Worker ants have been known to measure 3.7 cm in total length, while queens can exceed 4.0 cm in length, making them one of the largest type of bull ant in Australia and in the world. Most of their body is dark red, with the exception.. more

Species identified by Ferdy Christant
View Ruth Spigelman's profile

By Ruth Spigelman
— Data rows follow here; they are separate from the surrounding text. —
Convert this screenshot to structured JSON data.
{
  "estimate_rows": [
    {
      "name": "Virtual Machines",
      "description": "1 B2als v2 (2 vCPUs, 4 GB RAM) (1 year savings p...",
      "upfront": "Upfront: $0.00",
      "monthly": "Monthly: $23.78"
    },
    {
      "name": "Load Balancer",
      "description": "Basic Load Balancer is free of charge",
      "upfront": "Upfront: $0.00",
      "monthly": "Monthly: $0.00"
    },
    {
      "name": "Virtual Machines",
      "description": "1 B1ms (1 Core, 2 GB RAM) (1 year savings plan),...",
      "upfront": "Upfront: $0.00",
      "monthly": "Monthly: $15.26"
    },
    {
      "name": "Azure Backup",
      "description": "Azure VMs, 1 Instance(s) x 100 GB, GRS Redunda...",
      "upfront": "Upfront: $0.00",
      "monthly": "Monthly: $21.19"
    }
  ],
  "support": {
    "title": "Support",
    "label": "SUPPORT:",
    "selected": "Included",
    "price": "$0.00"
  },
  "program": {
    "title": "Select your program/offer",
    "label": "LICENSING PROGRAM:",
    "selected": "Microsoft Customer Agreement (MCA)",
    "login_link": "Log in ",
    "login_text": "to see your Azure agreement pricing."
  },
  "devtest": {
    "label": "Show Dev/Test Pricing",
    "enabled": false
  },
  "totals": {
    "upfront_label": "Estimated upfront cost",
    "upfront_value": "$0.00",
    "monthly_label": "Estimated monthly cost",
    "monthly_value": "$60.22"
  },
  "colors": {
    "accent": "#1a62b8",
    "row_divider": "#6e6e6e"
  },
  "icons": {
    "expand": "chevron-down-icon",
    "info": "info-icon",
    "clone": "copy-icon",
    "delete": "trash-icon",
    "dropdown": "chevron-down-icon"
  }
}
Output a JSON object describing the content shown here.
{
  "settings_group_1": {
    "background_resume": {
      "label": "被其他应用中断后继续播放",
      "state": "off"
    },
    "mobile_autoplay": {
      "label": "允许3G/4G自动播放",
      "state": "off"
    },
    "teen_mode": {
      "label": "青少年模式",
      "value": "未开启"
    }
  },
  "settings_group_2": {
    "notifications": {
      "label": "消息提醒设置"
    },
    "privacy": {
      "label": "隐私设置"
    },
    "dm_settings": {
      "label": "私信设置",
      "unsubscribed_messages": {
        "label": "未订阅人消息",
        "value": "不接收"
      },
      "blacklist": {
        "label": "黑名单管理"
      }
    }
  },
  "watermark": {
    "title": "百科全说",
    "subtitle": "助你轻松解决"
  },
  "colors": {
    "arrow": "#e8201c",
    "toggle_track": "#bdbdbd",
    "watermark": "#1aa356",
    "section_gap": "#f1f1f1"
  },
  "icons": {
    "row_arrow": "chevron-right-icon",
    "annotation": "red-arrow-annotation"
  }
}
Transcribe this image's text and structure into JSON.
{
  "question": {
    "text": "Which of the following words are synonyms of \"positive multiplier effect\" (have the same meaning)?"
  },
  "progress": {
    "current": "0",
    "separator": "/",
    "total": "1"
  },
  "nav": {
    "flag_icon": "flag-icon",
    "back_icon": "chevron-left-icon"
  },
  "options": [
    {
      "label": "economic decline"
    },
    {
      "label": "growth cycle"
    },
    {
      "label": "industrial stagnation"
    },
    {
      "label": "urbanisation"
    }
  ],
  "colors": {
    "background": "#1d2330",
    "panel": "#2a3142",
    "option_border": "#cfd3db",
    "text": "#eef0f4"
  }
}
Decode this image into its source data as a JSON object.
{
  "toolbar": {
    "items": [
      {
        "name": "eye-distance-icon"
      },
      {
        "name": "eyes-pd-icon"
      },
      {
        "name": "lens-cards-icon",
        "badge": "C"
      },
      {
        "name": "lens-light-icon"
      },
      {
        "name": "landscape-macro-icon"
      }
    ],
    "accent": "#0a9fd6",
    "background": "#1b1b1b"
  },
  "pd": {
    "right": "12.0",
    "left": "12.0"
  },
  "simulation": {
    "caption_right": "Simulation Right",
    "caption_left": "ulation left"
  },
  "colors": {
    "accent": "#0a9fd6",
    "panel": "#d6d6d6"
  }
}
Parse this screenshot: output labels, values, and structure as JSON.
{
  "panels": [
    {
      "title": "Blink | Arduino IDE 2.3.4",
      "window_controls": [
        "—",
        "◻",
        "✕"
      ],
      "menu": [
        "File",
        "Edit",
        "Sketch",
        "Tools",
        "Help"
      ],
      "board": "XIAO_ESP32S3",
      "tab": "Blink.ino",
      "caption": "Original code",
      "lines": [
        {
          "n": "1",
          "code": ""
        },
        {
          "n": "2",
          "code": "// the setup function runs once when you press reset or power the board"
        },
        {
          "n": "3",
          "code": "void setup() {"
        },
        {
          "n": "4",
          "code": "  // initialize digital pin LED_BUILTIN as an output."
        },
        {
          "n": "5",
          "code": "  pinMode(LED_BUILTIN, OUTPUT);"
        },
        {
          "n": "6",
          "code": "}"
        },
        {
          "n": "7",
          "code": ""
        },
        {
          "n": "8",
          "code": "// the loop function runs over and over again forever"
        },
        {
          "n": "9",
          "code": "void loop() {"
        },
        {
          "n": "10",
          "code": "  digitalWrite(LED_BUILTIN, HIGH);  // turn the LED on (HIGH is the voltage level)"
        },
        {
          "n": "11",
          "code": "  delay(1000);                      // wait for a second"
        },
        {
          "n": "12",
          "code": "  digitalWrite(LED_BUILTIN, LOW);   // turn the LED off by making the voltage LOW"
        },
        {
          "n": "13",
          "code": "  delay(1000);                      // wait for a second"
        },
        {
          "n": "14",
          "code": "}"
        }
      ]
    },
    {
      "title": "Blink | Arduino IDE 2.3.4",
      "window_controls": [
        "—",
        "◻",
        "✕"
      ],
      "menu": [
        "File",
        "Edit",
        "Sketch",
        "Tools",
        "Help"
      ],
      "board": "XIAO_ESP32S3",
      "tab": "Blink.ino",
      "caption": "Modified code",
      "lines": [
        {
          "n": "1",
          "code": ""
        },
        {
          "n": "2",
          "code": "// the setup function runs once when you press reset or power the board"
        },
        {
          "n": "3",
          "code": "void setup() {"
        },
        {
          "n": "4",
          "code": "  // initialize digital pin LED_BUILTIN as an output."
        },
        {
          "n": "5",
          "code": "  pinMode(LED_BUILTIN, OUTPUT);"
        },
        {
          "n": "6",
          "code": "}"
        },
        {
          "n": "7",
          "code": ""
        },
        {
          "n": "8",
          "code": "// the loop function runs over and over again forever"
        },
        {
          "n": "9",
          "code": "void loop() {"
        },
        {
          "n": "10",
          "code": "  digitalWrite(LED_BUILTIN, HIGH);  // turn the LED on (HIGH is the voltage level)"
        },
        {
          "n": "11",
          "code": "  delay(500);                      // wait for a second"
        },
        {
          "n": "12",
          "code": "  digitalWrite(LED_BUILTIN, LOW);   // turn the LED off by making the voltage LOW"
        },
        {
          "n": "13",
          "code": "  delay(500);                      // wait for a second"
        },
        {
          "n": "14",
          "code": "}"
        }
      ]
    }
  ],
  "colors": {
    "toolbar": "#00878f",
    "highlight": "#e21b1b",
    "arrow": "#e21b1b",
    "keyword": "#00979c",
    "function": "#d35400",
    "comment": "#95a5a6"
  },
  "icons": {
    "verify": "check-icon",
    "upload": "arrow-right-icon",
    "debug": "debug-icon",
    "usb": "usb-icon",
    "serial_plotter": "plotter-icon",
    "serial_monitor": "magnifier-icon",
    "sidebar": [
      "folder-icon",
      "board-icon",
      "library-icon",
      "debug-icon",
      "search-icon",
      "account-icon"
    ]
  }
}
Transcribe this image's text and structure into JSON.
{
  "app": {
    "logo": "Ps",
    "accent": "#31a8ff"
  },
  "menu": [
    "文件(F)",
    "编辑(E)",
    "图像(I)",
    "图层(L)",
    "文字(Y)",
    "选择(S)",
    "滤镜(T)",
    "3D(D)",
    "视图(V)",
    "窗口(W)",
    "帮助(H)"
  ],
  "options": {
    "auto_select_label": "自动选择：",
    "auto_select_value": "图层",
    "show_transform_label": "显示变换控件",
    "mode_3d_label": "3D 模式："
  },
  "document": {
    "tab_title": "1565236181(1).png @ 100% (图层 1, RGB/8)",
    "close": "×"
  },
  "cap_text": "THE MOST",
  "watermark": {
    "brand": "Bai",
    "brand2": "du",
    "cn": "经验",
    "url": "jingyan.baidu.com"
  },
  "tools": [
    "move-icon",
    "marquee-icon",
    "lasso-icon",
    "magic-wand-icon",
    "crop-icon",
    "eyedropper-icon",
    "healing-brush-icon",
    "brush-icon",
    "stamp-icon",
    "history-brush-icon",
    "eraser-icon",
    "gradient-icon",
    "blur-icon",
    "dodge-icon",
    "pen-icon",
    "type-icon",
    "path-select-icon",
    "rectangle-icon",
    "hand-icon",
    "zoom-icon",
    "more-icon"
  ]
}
All rights reserved
Uploaded Aug 27, 2018. Captured Feb 22, 2018 13:53 in 33 Wrightson Ave, Bar Beach NSW 2300, Australia.
  • Canon EOS 60D
  • f/2.8
  • 1/83s
  • ISO100
  • 100mm